### Exercise data
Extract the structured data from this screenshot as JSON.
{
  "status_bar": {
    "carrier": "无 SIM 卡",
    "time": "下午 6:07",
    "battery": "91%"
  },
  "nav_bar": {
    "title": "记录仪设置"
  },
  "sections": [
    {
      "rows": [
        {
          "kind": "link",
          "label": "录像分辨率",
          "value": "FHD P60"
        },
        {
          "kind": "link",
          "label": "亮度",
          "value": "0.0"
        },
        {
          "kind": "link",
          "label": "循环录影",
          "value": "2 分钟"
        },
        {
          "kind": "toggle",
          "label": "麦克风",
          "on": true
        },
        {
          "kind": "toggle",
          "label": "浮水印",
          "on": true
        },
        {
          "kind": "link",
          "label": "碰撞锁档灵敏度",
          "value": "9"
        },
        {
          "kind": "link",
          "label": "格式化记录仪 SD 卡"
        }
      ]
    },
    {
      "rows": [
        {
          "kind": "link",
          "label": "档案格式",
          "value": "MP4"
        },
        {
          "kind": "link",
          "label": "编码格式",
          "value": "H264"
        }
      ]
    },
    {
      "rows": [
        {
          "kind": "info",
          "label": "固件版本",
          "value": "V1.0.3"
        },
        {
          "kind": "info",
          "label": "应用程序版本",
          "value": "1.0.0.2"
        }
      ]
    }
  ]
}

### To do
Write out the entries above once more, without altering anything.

### Result for this task
Extract the structured data from this screenshot as JSON.
{
  "status_bar": {
    "carrier": "无 SIM 卡",
    "time": "下午 6:07",
    "battery": "91%"
  },
  "nav_bar": {
    "title": "记录仪设置"
  },
  "sections": [
    {
      "rows": [
        {
          "kind": "link",
          "label": "录像分辨率",
          "value": "FHD P60"
        },
        {
          "kind": "link",
          "label": "亮度",
          "value": "0.0"
        },
        {
          "kind": "link",
          "label": "循环录影",
          "value": "2 分钟"
        },
        {
          "kind": "toggle",
          "label": "麦克风",
          "on": true
        },
        {
          "kind": "toggle",
          "label": "浮水印",
          "on": true
        },
        {
          "kind": "link",
          "label": "碰撞锁档灵敏度",
          "value": "9"
        },
        {
          "kind": "link",
          "label": "格式化记录仪 SD 卡"
        }
      ]
    },
    {
      "rows": [
        {
          "kind": "link",
          "label": "档案格式",
          "value": "MP4"
        },
        {
          "kind": "link",
          "label": "编码格式",
          "value": "H264"
        }
      ]
    },
    {
      "rows": [
        {
          "kind": "info",
          "label": "固件版本",
          "value": "V1.0.3"
        },
        {
          "kind": "info",
          "label": "应用程序版本",
          "value": "1.0.0.2"
        }
      ]
    }
  ]
}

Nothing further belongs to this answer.